Rhythmic Writing is a multimodal task that integrates motor and cognitive functions. Deborah Zimmerman, NILD’s program author, stated “there is no technique more central to the success of NILD’s educational therapy than Rhythmic Writing because we want the brain to function better than it does,” (NILD, 2016). Present day researchers emphasize the importance of motor skill development in children. Their data analyses suggest that fine motor skills are a strong predictor of achievement (Grissmer, Grimm, Aiyer, Murrah, & Steele, 2010). When analyzed collectively, “attention, fine motor skills, and general knowledge are much stronger overall predictors of later math, reading and science scores than early math and reading scores alone,” (Grissmer, et al., 2010, p. 1008). Recent research stresses the importance of facilitating both motor and academic development as the two continue to be linked in neuroscience research (Westendorp, Hartman, Houwen, Smith, Visscher, 2011). This confirms what we have been saying all along. Rhythmic Writing significantly enhances a child’s progress in NILD educational therapy and beyond! It improves visual-motor integration, handwriting, attention, directionality, mental calculation, working memory, sequencing and tracking, copying skills and spatial perception. Amazing!

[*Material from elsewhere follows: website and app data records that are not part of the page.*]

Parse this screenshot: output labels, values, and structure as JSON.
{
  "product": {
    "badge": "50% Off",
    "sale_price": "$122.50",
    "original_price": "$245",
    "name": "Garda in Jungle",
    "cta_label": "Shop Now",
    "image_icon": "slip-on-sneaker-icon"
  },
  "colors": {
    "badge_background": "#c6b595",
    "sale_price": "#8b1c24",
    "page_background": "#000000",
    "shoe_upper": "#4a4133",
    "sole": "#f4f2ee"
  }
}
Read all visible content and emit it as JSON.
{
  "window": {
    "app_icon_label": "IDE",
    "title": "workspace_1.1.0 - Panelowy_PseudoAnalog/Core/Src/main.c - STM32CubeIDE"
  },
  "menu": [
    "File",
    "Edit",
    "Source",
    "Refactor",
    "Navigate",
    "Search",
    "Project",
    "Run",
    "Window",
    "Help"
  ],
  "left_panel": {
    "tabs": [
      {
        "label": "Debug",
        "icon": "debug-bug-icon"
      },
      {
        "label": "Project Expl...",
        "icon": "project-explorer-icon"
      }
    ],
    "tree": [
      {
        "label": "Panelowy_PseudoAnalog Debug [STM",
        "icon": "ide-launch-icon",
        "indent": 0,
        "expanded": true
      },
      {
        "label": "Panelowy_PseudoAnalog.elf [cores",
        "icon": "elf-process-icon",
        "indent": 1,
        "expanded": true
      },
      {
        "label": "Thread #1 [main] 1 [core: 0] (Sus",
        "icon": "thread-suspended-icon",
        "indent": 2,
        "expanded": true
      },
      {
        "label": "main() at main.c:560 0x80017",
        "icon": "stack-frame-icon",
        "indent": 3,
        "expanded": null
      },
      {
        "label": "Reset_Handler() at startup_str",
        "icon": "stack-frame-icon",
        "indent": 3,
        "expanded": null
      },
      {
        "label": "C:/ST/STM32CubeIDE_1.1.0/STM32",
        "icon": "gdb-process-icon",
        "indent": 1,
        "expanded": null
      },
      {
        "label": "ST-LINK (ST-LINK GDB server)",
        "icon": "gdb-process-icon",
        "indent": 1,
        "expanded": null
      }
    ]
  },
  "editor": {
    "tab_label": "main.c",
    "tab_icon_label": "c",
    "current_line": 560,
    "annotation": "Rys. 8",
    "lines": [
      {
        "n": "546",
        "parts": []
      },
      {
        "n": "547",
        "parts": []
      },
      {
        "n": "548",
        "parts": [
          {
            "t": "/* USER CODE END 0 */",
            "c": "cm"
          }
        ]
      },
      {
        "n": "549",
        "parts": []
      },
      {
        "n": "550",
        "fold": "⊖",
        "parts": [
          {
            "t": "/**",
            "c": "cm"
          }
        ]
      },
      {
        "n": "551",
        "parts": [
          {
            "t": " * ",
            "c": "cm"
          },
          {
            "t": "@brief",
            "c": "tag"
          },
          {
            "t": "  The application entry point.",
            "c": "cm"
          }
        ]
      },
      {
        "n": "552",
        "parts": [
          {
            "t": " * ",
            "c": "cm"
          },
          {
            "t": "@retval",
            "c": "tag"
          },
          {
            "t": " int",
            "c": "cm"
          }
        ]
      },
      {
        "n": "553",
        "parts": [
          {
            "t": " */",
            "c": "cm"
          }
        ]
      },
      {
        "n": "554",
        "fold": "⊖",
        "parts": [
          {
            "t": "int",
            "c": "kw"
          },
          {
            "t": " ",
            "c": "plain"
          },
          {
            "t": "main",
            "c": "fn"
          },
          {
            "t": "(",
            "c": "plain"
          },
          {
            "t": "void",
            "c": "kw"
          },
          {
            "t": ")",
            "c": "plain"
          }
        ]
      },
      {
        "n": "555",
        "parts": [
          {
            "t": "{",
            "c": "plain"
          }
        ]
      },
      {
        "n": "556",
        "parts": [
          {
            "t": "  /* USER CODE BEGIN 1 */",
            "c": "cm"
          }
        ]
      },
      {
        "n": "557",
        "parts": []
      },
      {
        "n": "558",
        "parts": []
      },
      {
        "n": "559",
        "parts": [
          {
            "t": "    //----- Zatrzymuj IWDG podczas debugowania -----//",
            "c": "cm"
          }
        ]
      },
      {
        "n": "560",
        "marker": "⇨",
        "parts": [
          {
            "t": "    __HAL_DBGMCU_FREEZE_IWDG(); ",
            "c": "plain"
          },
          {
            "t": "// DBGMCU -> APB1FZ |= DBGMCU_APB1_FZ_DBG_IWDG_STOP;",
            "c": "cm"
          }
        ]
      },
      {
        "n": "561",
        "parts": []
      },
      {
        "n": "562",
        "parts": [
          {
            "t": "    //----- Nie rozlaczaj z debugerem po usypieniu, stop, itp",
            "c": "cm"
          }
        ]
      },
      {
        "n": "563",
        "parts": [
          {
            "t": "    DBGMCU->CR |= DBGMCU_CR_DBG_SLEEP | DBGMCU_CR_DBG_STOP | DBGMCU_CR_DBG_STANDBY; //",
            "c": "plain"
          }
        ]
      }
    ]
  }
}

As NILD educational therapists we will continue to zealously encourage our parents and students to practice this powerful core technique in order for them to become independent and competent life-long learners. How can anyone resist such an effective tool?
Signing off with rhythm (and no blues)...
Bridget Hughes, M.Ed., PCET, SL/DS